Every entry below must be retyped exactly, and the pictures must be left out.

┌─ Entries provided

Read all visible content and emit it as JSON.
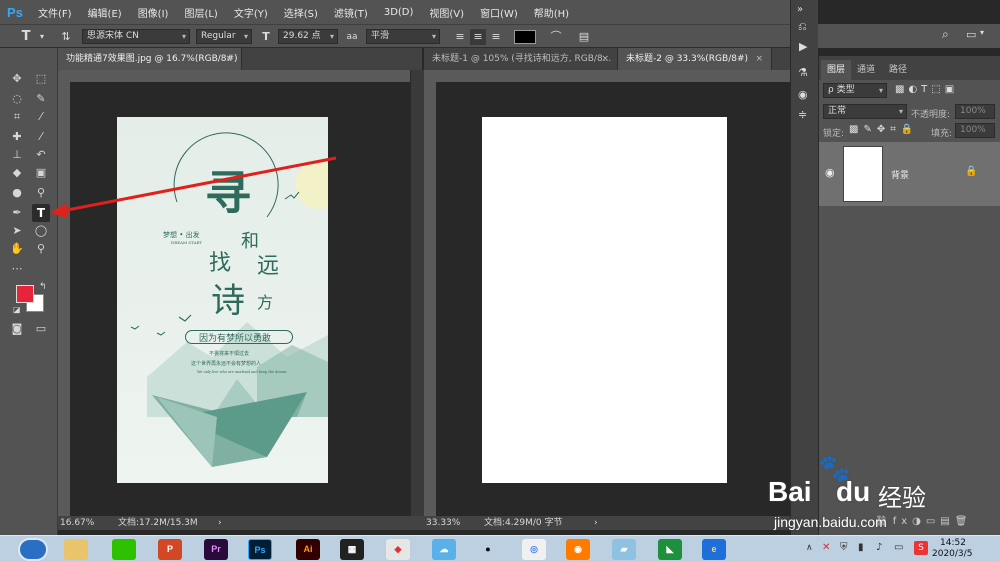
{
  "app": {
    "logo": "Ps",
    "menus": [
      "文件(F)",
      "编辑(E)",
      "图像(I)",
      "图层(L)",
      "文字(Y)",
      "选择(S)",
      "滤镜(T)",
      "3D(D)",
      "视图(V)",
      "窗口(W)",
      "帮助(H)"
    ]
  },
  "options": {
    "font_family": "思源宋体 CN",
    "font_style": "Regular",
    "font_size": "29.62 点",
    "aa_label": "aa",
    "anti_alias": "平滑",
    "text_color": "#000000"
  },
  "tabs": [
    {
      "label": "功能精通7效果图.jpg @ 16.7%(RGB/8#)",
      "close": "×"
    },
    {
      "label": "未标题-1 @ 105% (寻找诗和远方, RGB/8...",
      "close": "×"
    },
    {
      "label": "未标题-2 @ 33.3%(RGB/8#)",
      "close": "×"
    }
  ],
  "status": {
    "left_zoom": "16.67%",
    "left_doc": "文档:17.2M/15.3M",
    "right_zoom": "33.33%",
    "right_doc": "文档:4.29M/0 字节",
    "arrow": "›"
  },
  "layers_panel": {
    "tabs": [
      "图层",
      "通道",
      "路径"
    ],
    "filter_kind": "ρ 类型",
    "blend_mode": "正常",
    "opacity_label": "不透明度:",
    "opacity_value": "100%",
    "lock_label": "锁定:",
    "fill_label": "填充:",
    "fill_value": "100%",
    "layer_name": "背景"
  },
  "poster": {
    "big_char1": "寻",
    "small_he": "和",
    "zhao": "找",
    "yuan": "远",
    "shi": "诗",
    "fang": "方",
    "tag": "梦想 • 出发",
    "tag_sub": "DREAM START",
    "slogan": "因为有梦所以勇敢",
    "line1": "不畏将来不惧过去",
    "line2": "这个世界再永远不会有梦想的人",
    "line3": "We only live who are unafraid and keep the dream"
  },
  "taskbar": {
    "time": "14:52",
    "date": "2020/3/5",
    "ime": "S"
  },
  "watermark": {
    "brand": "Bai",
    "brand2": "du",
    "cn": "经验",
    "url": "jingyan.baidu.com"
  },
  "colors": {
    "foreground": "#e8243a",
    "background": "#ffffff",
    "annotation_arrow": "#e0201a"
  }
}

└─

Reply to the exercise
Read all visible content and emit it as JSON.
{
  "app": {
    "logo": "Ps",
    "menus": [
      "文件(F)",
      "编辑(E)",
      "图像(I)",
      "图层(L)",
      "文字(Y)",
      "选择(S)",
      "滤镜(T)",
      "3D(D)",
      "视图(V)",
      "窗口(W)",
      "帮助(H)"
    ]
  },
  "options": {
    "font_family": "思源宋体 CN",
    "font_style": "Regular",
    "font_size": "29.62 点",
    "aa_label": "aa",
    "anti_alias": "平滑",
    "text_color": "#000000"
  },
  "tabs": [
    {
      "label": "功能精通7效果图.jpg @ 16.7%(RGB/8#)",
      "close": "×"
    },
    {
      "label": "未标题-1 @ 105% (寻找诗和远方, RGB/8...",
      "close": "×"
    },
    {
      "label": "未标题-2 @ 33.3%(RGB/8#)",
      "close": "×"
    }
  ],
  "status": {
    "left_zoom": "16.67%",
    "left_doc": "文档:17.2M/15.3M",
    "right_zoom": "33.33%",
    "right_doc": "文档:4.29M/0 字节",
    "arrow": "›"
  },
  "layers_panel": {
    "tabs": [
      "图层",
      "通道",
      "路径"
    ],
    "filter_kind": "ρ 类型",
    "blend_mode": "正常",
    "opacity_label": "不透明度:",
    "opacity_value": "100%",
    "lock_label": "锁定:",
    "fill_label": "填充:",
    "fill_value": "100%",
    "layer_name": "背景"
  },
  "poster": {
    "big_char1": "寻",
    "small_he": "和",
    "zhao": "找",
    "yuan": "远",
    "shi": "诗",
    "fang": "方",
    "tag": "梦想 • 出发",
    "tag_sub": "DREAM START",
    "slogan": "因为有梦所以勇敢",
    "line1": "不畏将来不惧过去",
    "line2": "这个世界再永远不会有梦想的人",
    "line3": "We only live who are unafraid and keep the dream"
  },
  "taskbar": {
    "time": "14:52",
    "date": "2020/3/5",
    "ime": "S"
  },
  "watermark": {
    "brand": "Bai",
    "brand2": "du",
    "cn": "经验",
    "url": "jingyan.baidu.com"
  },
  "colors": {
    "foreground": "#e8243a",
    "background": "#ffffff",
    "annotation_arrow": "#e0201a"
  }
}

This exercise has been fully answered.